__PROBLEM__. Although the entries contain pictures, only their words should be duplicated exactly.

__RECORD EXTRACTS__.
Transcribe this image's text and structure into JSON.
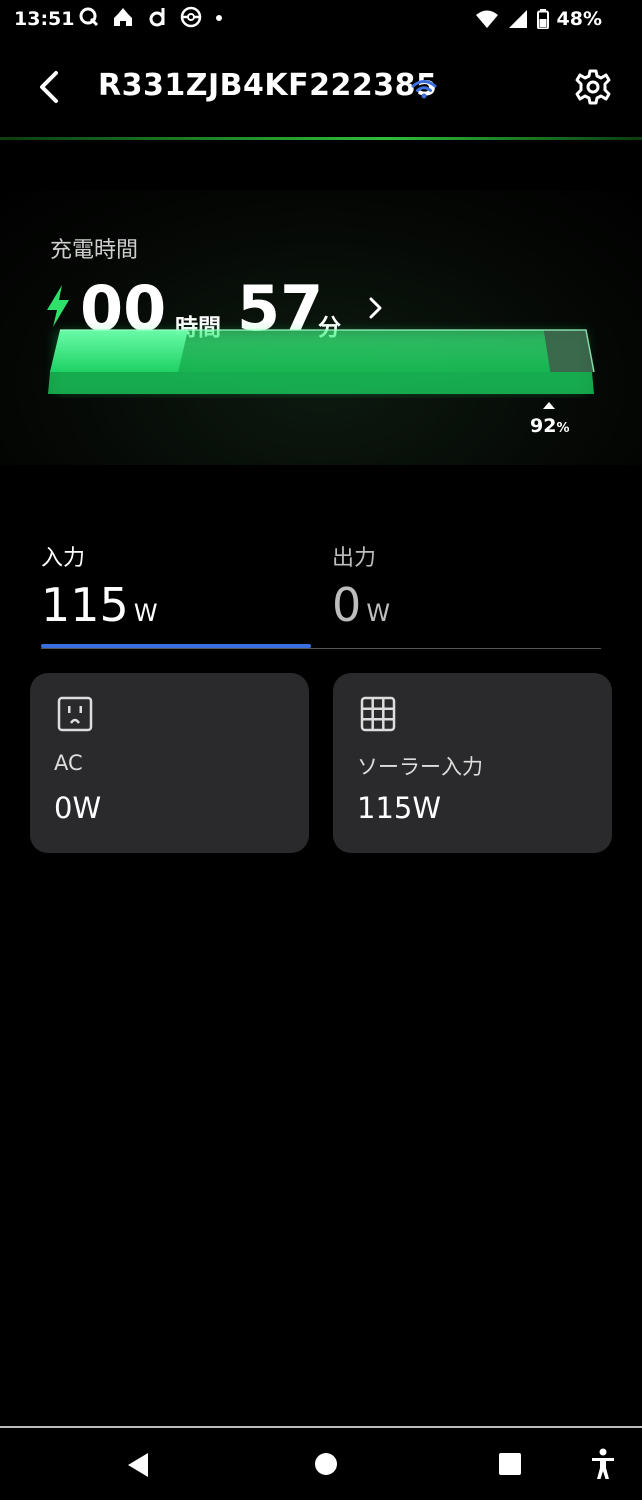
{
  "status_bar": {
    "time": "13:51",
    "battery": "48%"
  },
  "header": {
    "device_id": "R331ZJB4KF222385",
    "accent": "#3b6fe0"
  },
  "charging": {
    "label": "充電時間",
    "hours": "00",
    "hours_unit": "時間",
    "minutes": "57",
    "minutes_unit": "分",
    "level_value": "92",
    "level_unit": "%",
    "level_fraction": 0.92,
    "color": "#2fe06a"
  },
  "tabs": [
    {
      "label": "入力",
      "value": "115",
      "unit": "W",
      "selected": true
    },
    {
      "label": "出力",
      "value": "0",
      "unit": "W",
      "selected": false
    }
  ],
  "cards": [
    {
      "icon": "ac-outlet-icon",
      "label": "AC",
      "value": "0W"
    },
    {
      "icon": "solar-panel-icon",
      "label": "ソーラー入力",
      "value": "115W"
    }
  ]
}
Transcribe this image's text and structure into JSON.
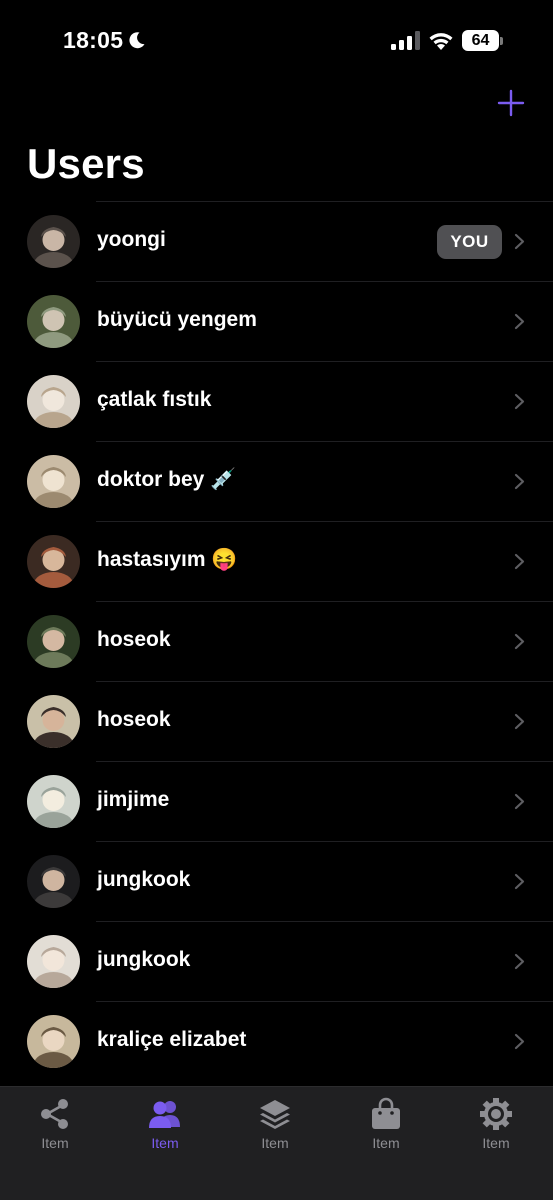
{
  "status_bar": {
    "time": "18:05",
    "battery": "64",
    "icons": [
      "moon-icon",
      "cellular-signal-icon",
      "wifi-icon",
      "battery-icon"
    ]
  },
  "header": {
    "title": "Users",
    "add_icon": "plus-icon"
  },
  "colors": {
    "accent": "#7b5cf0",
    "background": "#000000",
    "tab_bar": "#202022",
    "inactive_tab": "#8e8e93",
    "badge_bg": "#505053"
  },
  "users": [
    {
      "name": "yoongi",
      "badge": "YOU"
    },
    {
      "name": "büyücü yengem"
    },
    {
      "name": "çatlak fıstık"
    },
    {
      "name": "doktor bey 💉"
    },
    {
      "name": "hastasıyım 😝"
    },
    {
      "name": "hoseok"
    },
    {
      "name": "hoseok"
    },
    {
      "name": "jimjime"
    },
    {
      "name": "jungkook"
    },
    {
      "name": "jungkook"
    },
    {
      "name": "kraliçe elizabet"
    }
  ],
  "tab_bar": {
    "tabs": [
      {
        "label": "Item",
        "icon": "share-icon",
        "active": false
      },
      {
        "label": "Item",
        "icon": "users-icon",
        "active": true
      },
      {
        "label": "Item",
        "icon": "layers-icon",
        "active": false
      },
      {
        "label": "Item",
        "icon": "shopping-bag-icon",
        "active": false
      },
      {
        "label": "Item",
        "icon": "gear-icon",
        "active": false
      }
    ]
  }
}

__SOLUTION FOR THIS PROBLEM__.
Transcribe this image's text and structure into JSON.
{
  "status_bar": {
    "time": "13:51",
    "battery": "48%"
  },
  "header": {
    "device_id": "R331ZJB4KF222385",
    "accent": "#3b6fe0"
  },
  "charging": {
    "label": "充電時間",
    "hours": "00",
    "hours_unit": "時間",
    "minutes": "57",
    "minutes_unit": "分",
    "level_value": "92",
    "level_unit": "%",
    "level_fraction": 0.92,
    "color": "#2fe06a"
  },
  "tabs": [
    {
      "label": "入力",
      "value": "115",
      "unit": "W",
      "selected": true
    },
    {
      "label": "出力",
      "value": "0",
      "unit": "W",
      "selected": false
    }
  ],
  "cards": [
    {
      "icon": "ac-outlet-icon",
      "label": "AC",
      "value": "0W"
    },
    {
      "icon": "solar-panel-icon",
      "label": "ソーラー入力",
      "value": "115W"
    }
  ]
}
Transcribe this image's text and structure into JSON.
{
  "status_bar": {
    "time": "18:05",
    "battery": "64",
    "icons": [
      "moon-icon",
      "cellular-signal-icon",
      "wifi-icon",
      "battery-icon"
    ]
  },
  "header": {
    "title": "Users",
    "add_icon": "plus-icon"
  },
  "colors": {
    "accent": "#7b5cf0",
    "background": "#000000",
    "tab_bar": "#202022",
    "inactive_tab": "#8e8e93",
    "badge_bg": "#505053"
  },
  "users": [
    {
      "name": "yoongi",
      "badge": "YOU"
    },
    {
      "name": "büyücü yengem"
    },
    {
      "name": "çatlak fıstık"
    },
    {
      "name": "doktor bey 💉"
    },
    {
      "name": "hastasıyım 😝"
    },
    {
      "name": "hoseok"
    },
    {
      "name": "hoseok"
    },
    {
      "name": "jimjime"
    },
    {
      "name": "jungkook"
    },
    {
      "name": "jungkook"
    },
    {
      "name": "kraliçe elizabet"
    }
  ],
  "tab_bar": {
    "tabs": [
      {
        "label": "Item",
        "icon": "share-icon",
        "active": false
      },
      {
        "label": "Item",
        "icon": "users-icon",
        "active": true
      },
      {
        "label": "Item",
        "icon": "layers-icon",
        "active": false
      },
      {
        "label": "Item",
        "icon": "shopping-bag-icon",
        "active": false
      },
      {
        "label": "Item",
        "icon": "gear-icon",
        "active": false
      }
    ]
  }
}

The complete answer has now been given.